• Acute toxic plant estimation in grazing sheep ingesta and feces

      Cid, M. S.; Lopez, T. A.; Yagueddu, C.; Brizuela, M. A. (Society for Range Management, 2003-07-01)
      'Romerillo' (Baccharis coridifolia DC), 'duraznillo negro' (Cestrum parqui L'Hérit.), and 'sunchillo' (Wedelia glauca (Ort.) Hoff.) are highly toxic species producing important economic losses of livestock in Argentina. This study assessed the accuracy and precision in the estimation of the percentage and the mass of these species in the ingesta and feces of sheep experimentally poisoned. This study also evaluated whether the quantified percentage and the calculated mass of each toxic species in the rumen+reticulum, the easiest region to sample, are good estimates of their relative consumption. Results indicate that if species fragment density is quantified, and the percentages of non recognized fragments of the toxic species in their in vitro digestion residues are accounted for (attributing some proportion of the unidentified fragment pool to the target species), estimations are accurate, but their precision differ among species. For a 3 sheep sample, the average mass estimated by microhistological analysis represented 92.3 +/- 5.8 (romerillo), 96.5 +/- 17.3 (duraznillo negro), and 92.0 +/- 12.5% (sunchillo) (P < 0.10) of the actual amount of each species consumed. The percentages of the toxic species in the total ingesta plus feces produced since the intoxication did not differ (P > 0.05) from those in the rumen+reticulum. For the evaluated species, the microhistological analysis of the rumen+reticulum not only confirmed the ingestion of the toxic species, but also adequately estimated the percentage in which they were ingested.
    • Microhistological analysis of sheep gastro-intestinal content to confirm poisonous plant ingestion

      Yagueddu, C.; Cid, M. S.; Lopez, T. (Society for Range Management, 1998-11-01)
      The epidermal remains of 4 poisonous plant species that produce acute intoxication in ruminants were quantified by microhistological analysis in the gastro-intestinal content of sheep experimentally poisoned. These species were 'romerillo' or 'mio mio' (Baccharis coridifolia DC); 'duraznillo negro' (Cestrum parqui L'Hérit.); 'poison hemlock' (Conium maculatum L.), and 'sunchillo' (Wedelia glauca (Ort.) Hoff.). All of these species produce important economic losses of livestock in the Flooding Pampa, Buenos Aires, Argentina. The plants used for intoxication were at the vegetative stage of growth. Results indicate that the microhistological technique can be used to confirm the diagnosis of ruminant intoxication by duraznillo negro, romerillo, and sunchillo, but not by poison hemlock because digestion degrades its fragments beyond recognition.
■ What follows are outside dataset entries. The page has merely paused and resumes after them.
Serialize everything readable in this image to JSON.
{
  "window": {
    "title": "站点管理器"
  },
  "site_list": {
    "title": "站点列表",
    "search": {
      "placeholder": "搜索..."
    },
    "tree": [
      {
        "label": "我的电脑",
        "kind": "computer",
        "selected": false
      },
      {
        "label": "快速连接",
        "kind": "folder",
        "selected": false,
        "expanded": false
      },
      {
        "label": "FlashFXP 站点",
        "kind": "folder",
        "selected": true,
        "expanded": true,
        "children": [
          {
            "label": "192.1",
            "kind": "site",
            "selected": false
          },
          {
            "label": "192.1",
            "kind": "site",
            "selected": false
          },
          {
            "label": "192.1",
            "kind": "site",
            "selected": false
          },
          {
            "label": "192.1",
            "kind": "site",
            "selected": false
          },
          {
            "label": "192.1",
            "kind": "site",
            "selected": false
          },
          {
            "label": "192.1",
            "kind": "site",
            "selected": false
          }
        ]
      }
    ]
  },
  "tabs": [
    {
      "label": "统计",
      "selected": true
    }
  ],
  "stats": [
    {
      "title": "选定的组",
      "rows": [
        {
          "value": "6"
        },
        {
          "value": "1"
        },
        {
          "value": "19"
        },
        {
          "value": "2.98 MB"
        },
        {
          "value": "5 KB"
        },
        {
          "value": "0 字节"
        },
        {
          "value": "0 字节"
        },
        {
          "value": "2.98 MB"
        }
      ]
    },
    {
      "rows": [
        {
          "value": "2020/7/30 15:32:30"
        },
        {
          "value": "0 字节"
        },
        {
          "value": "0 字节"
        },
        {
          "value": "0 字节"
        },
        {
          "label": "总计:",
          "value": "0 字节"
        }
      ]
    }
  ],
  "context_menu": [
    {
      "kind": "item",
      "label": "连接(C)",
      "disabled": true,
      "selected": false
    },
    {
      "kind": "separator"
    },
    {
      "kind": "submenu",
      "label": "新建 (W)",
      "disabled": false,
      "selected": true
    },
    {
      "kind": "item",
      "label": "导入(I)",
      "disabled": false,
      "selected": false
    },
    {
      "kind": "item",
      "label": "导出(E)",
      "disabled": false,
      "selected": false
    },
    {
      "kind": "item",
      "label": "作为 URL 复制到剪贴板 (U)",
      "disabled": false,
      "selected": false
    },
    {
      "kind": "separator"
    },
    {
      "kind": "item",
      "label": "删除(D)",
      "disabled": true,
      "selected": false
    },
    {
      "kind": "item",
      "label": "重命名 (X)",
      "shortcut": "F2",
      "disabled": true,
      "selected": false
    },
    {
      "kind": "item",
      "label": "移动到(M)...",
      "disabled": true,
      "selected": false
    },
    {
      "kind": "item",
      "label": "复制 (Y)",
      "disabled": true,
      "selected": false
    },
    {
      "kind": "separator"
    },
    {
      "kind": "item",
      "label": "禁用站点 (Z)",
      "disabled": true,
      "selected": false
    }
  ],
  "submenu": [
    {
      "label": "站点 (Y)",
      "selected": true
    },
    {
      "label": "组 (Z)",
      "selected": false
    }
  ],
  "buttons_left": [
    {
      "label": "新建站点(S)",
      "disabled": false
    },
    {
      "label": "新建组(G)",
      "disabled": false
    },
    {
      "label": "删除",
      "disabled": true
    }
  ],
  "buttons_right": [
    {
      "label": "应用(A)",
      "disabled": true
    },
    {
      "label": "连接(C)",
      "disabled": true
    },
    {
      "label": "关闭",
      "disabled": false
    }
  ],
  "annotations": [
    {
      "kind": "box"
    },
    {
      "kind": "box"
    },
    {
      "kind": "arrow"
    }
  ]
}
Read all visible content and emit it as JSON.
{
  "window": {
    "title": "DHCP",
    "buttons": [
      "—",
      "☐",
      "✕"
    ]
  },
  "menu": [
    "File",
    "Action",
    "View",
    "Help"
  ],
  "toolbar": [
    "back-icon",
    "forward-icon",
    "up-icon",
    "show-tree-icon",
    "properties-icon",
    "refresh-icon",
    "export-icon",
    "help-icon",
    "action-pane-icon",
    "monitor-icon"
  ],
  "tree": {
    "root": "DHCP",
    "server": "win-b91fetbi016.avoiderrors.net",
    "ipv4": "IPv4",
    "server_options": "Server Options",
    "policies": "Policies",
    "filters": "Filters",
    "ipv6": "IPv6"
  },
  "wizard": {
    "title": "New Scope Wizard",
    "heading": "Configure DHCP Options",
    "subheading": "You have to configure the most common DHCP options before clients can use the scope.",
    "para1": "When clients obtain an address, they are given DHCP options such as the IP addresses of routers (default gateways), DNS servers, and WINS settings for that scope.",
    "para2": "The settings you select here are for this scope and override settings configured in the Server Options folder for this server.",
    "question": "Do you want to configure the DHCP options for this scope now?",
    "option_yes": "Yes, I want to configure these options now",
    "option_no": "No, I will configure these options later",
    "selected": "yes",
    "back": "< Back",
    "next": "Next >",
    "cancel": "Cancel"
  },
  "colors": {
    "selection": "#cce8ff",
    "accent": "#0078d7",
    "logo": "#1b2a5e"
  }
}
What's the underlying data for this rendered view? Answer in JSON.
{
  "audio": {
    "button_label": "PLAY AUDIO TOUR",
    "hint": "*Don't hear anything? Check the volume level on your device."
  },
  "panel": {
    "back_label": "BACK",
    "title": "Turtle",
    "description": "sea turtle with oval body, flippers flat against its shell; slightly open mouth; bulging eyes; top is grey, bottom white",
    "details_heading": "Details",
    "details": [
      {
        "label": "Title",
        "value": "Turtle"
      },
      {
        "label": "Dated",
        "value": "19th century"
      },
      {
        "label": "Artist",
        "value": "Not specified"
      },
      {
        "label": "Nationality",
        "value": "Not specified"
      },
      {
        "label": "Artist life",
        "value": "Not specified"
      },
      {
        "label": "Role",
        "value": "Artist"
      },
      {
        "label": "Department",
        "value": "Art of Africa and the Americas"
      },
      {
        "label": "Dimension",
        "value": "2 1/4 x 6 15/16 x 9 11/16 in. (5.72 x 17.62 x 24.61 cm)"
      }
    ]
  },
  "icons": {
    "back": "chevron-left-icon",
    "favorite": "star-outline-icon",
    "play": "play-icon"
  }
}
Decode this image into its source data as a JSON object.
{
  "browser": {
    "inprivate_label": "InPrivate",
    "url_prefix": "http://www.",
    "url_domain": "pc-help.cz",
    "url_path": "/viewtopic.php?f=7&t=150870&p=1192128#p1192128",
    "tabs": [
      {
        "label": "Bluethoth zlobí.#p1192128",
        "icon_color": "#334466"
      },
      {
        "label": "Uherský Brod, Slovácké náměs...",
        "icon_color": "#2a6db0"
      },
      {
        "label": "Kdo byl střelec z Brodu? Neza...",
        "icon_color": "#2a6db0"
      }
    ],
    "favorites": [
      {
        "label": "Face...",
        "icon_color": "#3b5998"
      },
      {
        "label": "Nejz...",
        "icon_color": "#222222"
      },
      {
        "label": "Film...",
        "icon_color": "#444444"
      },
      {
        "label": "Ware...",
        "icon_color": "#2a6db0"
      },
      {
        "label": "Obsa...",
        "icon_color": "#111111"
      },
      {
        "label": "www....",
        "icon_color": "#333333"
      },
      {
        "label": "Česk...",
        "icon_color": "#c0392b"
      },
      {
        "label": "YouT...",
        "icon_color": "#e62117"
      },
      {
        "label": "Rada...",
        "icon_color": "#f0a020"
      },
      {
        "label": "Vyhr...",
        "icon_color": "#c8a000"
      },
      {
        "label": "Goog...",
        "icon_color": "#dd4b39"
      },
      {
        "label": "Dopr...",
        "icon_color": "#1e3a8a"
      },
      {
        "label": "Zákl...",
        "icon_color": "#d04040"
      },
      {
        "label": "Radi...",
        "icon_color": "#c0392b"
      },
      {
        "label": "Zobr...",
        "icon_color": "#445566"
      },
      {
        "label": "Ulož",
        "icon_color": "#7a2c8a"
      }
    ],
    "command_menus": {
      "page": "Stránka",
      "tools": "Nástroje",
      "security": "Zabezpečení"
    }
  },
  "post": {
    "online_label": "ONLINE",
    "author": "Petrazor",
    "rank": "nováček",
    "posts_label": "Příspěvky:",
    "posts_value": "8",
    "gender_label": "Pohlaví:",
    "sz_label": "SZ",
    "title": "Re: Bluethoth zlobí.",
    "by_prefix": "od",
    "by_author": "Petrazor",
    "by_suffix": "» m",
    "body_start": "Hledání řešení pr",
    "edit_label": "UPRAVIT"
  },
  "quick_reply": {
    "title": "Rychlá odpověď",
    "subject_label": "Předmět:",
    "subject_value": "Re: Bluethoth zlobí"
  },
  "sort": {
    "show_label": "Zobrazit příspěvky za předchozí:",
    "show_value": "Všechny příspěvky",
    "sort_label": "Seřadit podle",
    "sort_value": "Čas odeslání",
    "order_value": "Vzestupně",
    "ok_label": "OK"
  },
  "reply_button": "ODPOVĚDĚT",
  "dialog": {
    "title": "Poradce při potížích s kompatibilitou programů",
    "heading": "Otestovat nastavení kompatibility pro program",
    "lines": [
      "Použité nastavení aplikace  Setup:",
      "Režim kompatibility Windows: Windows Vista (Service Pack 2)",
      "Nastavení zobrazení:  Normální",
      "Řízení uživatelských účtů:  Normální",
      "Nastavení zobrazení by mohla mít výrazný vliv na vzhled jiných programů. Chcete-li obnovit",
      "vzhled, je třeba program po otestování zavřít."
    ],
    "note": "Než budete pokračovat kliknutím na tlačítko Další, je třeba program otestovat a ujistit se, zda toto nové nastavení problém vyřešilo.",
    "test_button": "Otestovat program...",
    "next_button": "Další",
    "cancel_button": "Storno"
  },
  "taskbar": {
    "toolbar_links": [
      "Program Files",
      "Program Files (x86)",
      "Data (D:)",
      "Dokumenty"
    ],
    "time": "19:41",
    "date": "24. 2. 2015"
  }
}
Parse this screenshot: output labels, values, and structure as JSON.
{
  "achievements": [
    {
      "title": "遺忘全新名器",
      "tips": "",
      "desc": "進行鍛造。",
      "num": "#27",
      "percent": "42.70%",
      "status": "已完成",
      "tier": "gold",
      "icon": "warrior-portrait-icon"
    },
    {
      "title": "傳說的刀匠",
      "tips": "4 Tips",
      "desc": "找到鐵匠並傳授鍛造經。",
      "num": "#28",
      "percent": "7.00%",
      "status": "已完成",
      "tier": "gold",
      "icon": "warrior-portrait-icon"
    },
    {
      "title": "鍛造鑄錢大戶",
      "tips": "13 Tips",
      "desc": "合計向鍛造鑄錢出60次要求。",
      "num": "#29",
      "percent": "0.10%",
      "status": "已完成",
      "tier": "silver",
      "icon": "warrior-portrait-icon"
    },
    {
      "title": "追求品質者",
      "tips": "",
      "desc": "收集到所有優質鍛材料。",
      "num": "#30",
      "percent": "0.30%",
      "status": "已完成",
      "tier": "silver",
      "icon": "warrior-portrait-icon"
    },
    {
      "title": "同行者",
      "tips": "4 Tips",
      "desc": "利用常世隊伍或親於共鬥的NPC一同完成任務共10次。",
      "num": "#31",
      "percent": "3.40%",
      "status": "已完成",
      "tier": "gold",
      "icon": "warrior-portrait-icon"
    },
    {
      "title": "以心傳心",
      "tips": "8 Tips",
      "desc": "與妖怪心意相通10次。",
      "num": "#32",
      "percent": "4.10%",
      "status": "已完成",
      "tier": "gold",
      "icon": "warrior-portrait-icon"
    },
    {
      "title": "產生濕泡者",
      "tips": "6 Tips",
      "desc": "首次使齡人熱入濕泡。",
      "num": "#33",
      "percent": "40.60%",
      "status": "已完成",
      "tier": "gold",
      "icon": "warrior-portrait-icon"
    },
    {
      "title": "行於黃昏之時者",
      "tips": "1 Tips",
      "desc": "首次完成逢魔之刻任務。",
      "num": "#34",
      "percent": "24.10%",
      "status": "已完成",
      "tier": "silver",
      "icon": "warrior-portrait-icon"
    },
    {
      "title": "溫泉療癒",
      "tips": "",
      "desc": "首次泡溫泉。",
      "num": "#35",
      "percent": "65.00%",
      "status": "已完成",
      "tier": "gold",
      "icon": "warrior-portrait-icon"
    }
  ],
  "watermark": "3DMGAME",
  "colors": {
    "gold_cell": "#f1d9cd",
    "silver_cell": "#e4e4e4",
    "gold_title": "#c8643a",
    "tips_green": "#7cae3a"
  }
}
It would be convenient to sample the final sections of the digestive tract to confirm romerillo and sunchillo ingestion, because their fragments tend to concentrate there. The uniformity of duraznillo negro fragment distribution would allow identification of this species from any section of the digestive tract. However, the considerable variability in fragment distribution found among animals poisoned with the same plant species makes it necessary to sample more than 1 digestive region if only 1 animal is available for necropsy.